Senior Nicholas Gallitano is standing at the ready, his viola balanced on his shoulder. He takes his time, making sure the instrument is tuned just right and that no string is pulled too taut. When he plays, the notes are clear and piercing. For Gallitano, playing the viola is not merely a chore or extra work; it is his passion.
Currently part of the Boston Philharmonic Youth Orchestra, the New England Conservatory and the Brookline High School Orchestra, Gallitano has performed all around the world.
“I don’t play a sport actively, I like school and I work my best but this is just something else that I can put my heart into and pursue as a passion,” Gallitano said.
Senior Gerald Karni, a friend and fellow violist, has gone on numerous tours with Gallitano.
“We played a final concert with the orchestra tour in Amsterdam. We played in one of the best halls in the world and I got to share that with him. I’m glad I did,” Karni said.
For Gallitano, seeing the impact his music has on others is one of the most gratifying aspects of playing the viola.
“A lot of people, you don’t know what they’re going through in their life,” Gallitano said. “I played in a recital at a nursing home last year and a lot of the people there were old, and a lot of them had an illness or they didn’t have as much joy in their everyday life. I had somebody come up to me afterwards and say that they really enjoyed seeing me play the viola so well. It was just really great for me to see that I was directly making somebody’s day a little bit better.”
According to Karni, Gallitano’s love for the viola extends past the thrill of performing into a desire to share his passion with others.
“Because of viola, he has been able to work with little kids who don’t have that privilege.” Karni said. “He taught them how to play music and he’s gone and played in nursing homes for people who don’t experience that.
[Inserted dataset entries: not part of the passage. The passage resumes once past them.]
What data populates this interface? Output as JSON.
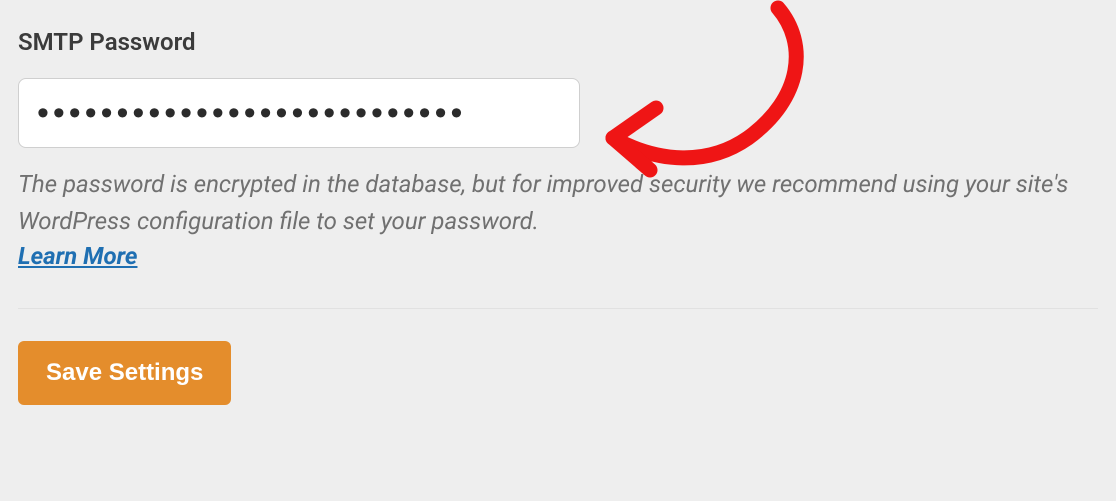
{
  "field": {
    "label": "SMTP Password",
    "value": "•••••••••••••••••••••••••••",
    "helper": "The password is encrypted in the database, but for improved security we recommend using your site's WordPress configuration file to set your password.",
    "learn_more": "Learn More"
  },
  "actions": {
    "save": "Save Settings"
  },
  "annotation": {
    "icon": "hand-drawn-arrow",
    "color": "#ef1515"
  }
}
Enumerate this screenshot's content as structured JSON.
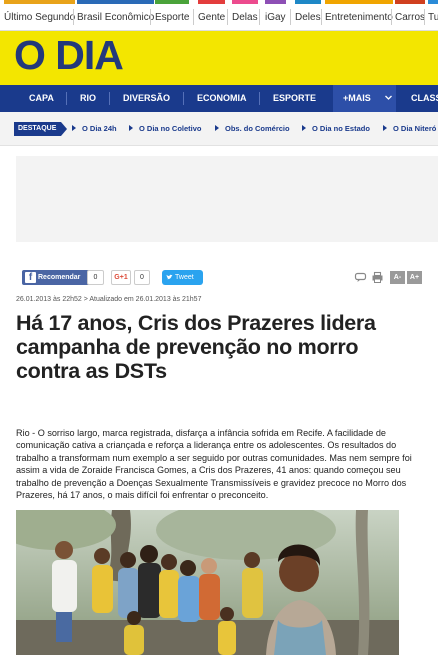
{
  "portal_bar": {
    "items": [
      {
        "label": "Último Segundo",
        "stripe": "#e8a31a"
      },
      {
        "label": "Brasil Econômico",
        "stripe": "#2a6ab7"
      },
      {
        "label": "Esporte",
        "stripe": "#4aa33a"
      },
      {
        "label": "Gente",
        "stripe": "#e33d3d"
      },
      {
        "label": "Delas",
        "stripe": "#ec4b8e"
      },
      {
        "label": "iGay",
        "stripe": "#8d4fb5"
      },
      {
        "label": "Deles",
        "stripe": "#1e88c7"
      },
      {
        "label": "Entretenimento",
        "stripe": "#f0a500"
      },
      {
        "label": "Carros",
        "stripe": "#d04020"
      },
      {
        "label": "Tu",
        "stripe": "#2a8bd8"
      }
    ]
  },
  "masthead": {
    "logo_text": "O DIA",
    "background": "#f3e600",
    "logo_color": "#23397b"
  },
  "main_nav": {
    "items": [
      "CAPA",
      "RIO",
      "DIVERSÃO",
      "ECONOMIA",
      "ESPORTE"
    ],
    "more_label": "+MAIS",
    "overflow_label": "CLASS"
  },
  "destaque": {
    "tag": "DESTAQUE",
    "links": [
      "O Dia 24h",
      "O Dia no Coletivo",
      "Obs. do Comércio",
      "O Dia no Estado",
      "O Dia Niteró"
    ]
  },
  "social": {
    "facebook_label": "Recomendar",
    "facebook_count": "0",
    "gplus_label": "G+1",
    "gplus_count": "0",
    "twitter_label": "Tweet",
    "font_decrease": "A-",
    "font_increase": "A+",
    "icons": [
      "comment-icon",
      "print-icon"
    ]
  },
  "article": {
    "dateline": "26.01.2013 às 22h52 > Atualizado em 26.01.2013 às 21h57",
    "headline": "Há 17 anos, Cris dos Prazeres lidera campanha de prevenção no morro contra as DSTs",
    "lead": "Rio -  O sorriso largo, marca registrada, disfarça a infância sofrida em Recife. A facilidade de comunicação cativa a criançada e reforça a liderança entre os adolescentes. Os resultados do trabalho a transformam num exemplo a ser seguido por outras comunidades. Mas nem sempre foi assim a vida de Zoraide Francisca Gomes, a Cris dos Prazeres, 41 anos: quando começou seu trabalho de prevenção a Doenças Sexualmente Transmissíveis e gravidez precoce no Morro dos Prazeres, há 17 anos, o mais difícil foi enfrentar o preconceito."
  }
}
He’s definitely helped a lot with his instrument.”
Motivated by his ability to help others through this medium, Gallitano has been cultivating his talent since he began in second grade.
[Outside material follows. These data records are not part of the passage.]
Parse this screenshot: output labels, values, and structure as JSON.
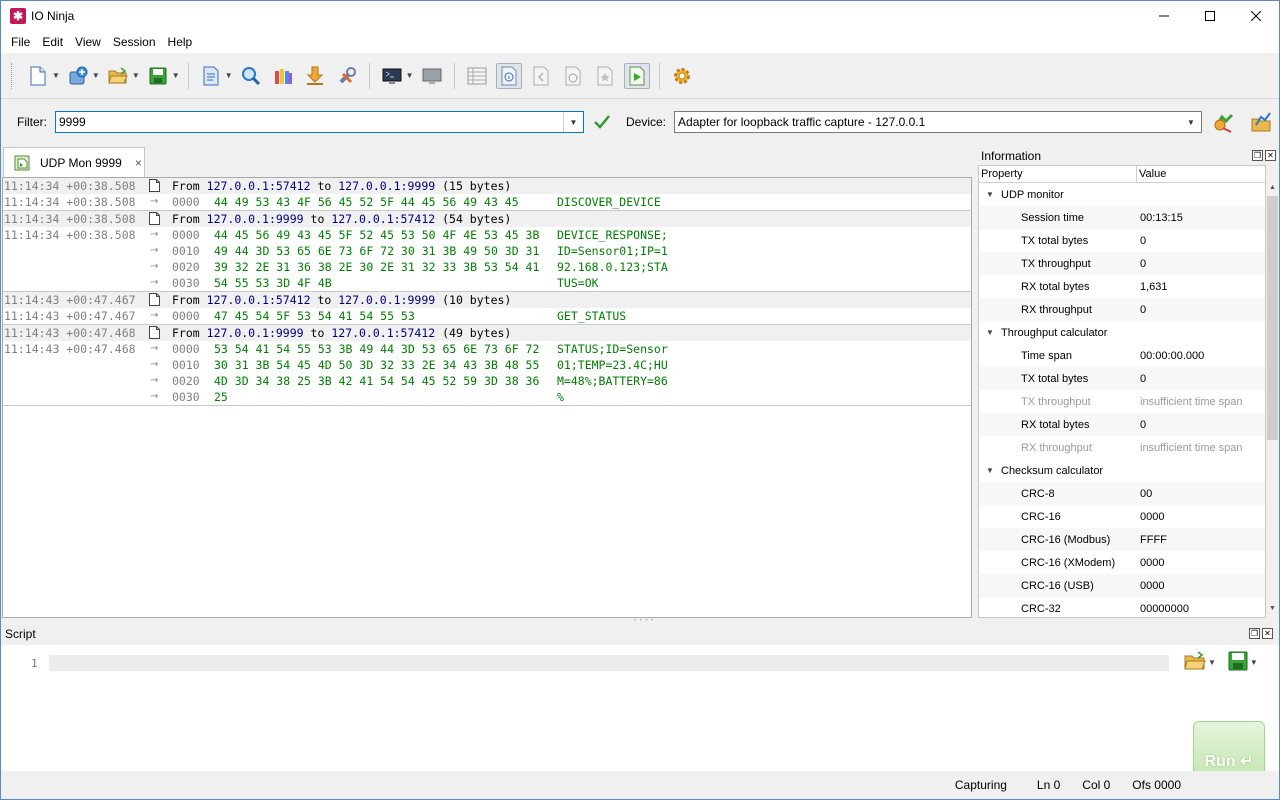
{
  "window": {
    "title": "IO Ninja"
  },
  "menu": [
    "File",
    "Edit",
    "View",
    "Session",
    "Help"
  ],
  "toolbar": {
    "icons": [
      "new-session-icon",
      "plugin-icon",
      "open-icon",
      "save-icon",
      "log-file-icon",
      "find-icon",
      "colors-icon",
      "download-icon",
      "wrench-icon",
      "terminal-icon",
      "terminal-gray-icon",
      "table-icon",
      "info-icon",
      "back-icon",
      "stopwatch-icon",
      "star-icon",
      "play-icon",
      "gear-icon"
    ]
  },
  "filter": {
    "label": "Filter:",
    "value": "9999"
  },
  "device": {
    "label": "Device:",
    "value": "Adapter for loopback traffic capture - 127.0.0.1"
  },
  "tab": {
    "label": "UDP Mon 9999",
    "close": "×"
  },
  "log": [
    {
      "kind": "hdr",
      "ts": "11:14:34 +00:38.508",
      "from_word": "From",
      "src": "127.0.0.1:57412",
      "to_word": "to",
      "dst": "127.0.0.1:9999",
      "size": "(15 bytes)"
    },
    {
      "kind": "data",
      "ts": "11:14:34 +00:38.508",
      "arrow": "→",
      "offset": "0000",
      "hex": "44 49 53 43 4F 56 45 52 5F 44 45 56 49 43 45",
      "ascii": "DISCOVER_DEVICE"
    },
    {
      "kind": "hdr",
      "ts": "11:14:34 +00:38.508",
      "from_word": "From",
      "src": "127.0.0.1:9999",
      "to_word": "to",
      "dst": "127.0.0.1:57412",
      "size": "(54 bytes)"
    },
    {
      "kind": "data",
      "ts": "11:14:34 +00:38.508",
      "arrow": "→",
      "offset": "0000",
      "hex": "44 45 56 49 43 45 5F 52 45 53 50 4F 4E 53 45 3B",
      "ascii": "DEVICE_RESPONSE;"
    },
    {
      "kind": "data",
      "ts": "",
      "arrow": "→",
      "offset": "0010",
      "hex": "49 44 3D 53 65 6E 73 6F 72 30 31 3B 49 50 3D 31",
      "ascii": "ID=Sensor01;IP=1"
    },
    {
      "kind": "data",
      "ts": "",
      "arrow": "→",
      "offset": "0020",
      "hex": "39 32 2E 31 36 38 2E 30 2E 31 32 33 3B 53 54 41",
      "ascii": "92.168.0.123;STA"
    },
    {
      "kind": "data",
      "ts": "",
      "arrow": "→",
      "offset": "0030",
      "hex": "54 55 53 3D 4F 4B",
      "ascii": "TUS=OK"
    },
    {
      "kind": "hdr",
      "ts": "11:14:43 +00:47.467",
      "from_word": "From",
      "src": "127.0.0.1:57412",
      "to_word": "to",
      "dst": "127.0.0.1:9999",
      "size": "(10 bytes)"
    },
    {
      "kind": "data",
      "ts": "11:14:43 +00:47.467",
      "arrow": "→",
      "offset": "0000",
      "hex": "47 45 54 5F 53 54 41 54 55 53",
      "ascii": "GET_STATUS"
    },
    {
      "kind": "hdr",
      "ts": "11:14:43 +00:47.468",
      "from_word": "From",
      "src": "127.0.0.1:9999",
      "to_word": "to",
      "dst": "127.0.0.1:57412",
      "size": "(49 bytes)"
    },
    {
      "kind": "data",
      "ts": "11:14:43 +00:47.468",
      "arrow": "→",
      "offset": "0000",
      "hex": "53 54 41 54 55 53 3B 49 44 3D 53 65 6E 73 6F 72",
      "ascii": "STATUS;ID=Sensor"
    },
    {
      "kind": "data",
      "ts": "",
      "arrow": "→",
      "offset": "0010",
      "hex": "30 31 3B 54 45 4D 50 3D 32 33 2E 34 43 3B 48 55",
      "ascii": "01;TEMP=23.4C;HU"
    },
    {
      "kind": "data",
      "ts": "",
      "arrow": "→",
      "offset": "0020",
      "hex": "4D 3D 34 38 25 3B 42 41 54 54 45 52 59 3D 38 36",
      "ascii": "M=48%;BATTERY=86"
    },
    {
      "kind": "data",
      "ts": "",
      "arrow": "→",
      "offset": "0030",
      "hex": "25",
      "ascii": "%"
    }
  ],
  "info": {
    "title": "Information",
    "col_property": "Property",
    "col_value": "Value",
    "groups": [
      {
        "name": "UDP monitor",
        "rows": [
          {
            "name": "Session time",
            "value": "00:13:15",
            "disabled": false
          },
          {
            "name": "TX total bytes",
            "value": "0",
            "disabled": false
          },
          {
            "name": "TX throughput",
            "value": "0",
            "disabled": false
          },
          {
            "name": "RX total bytes",
            "value": "1,631",
            "disabled": false
          },
          {
            "name": "RX throughput",
            "value": "0",
            "disabled": false
          }
        ]
      },
      {
        "name": "Throughput calculator",
        "rows": [
          {
            "name": "Time span",
            "value": "00:00:00.000",
            "disabled": false
          },
          {
            "name": "TX total bytes",
            "value": "0",
            "disabled": false
          },
          {
            "name": "TX throughput",
            "value": "insufficient time span",
            "disabled": true
          },
          {
            "name": "RX total bytes",
            "value": "0",
            "disabled": false
          },
          {
            "name": "RX throughput",
            "value": "insufficient time span",
            "disabled": true
          }
        ]
      },
      {
        "name": "Checksum calculator",
        "rows": [
          {
            "name": "CRC-8",
            "value": "00",
            "disabled": false
          },
          {
            "name": "CRC-16",
            "value": "0000",
            "disabled": false
          },
          {
            "name": "CRC-16 (Modbus)",
            "value": "FFFF",
            "disabled": false
          },
          {
            "name": "CRC-16 (XModem)",
            "value": "0000",
            "disabled": false
          },
          {
            "name": "CRC-16 (USB)",
            "value": "0000",
            "disabled": false
          },
          {
            "name": "CRC-32",
            "value": "00000000",
            "disabled": false
          }
        ]
      }
    ]
  },
  "script": {
    "title": "Script",
    "line_number": "1",
    "run_label": "Run ↵"
  },
  "status": {
    "state": "Capturing",
    "line": "Ln 0",
    "col": "Col 0",
    "ofs": "Ofs 0000"
  }
}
“There was always music around the house.” Gallitano said. “I would see my sister practicing piano or my dad would play the piano in evenings when he got home from work. So it was definitely natural for me to start music.”
Gallitano’s mother, Margaret Talmers, has watched him throughout his musical career.
“From my perspective, it’s been really fun to watch him pursue something he loves,” Talmers said. “He’s engaged with the process of making music. It’s just really fun to watch that develop. Just like all the things that you learn in school and in your life as you’re growing, it’s helped him develop into a terrific young man.”
To get to this point of success, Gallitano has devoted immense amounts of time, prioritizing music over sports and an active social life. But for Gallitano, these sacrifices are worth it, and ever since he started, it has been an indispensable aspect of his life.
“On our tour to Holland we played at this church, and then afterwards the people of the town had a reception for us.” Gallitano said. “We were just talking to all these people and they were all so grateful and welcoming for us coming there and sharing music with them. They were all so kind and we felt so grateful to be there.”
Sasha Saias can be contacted at [email protected]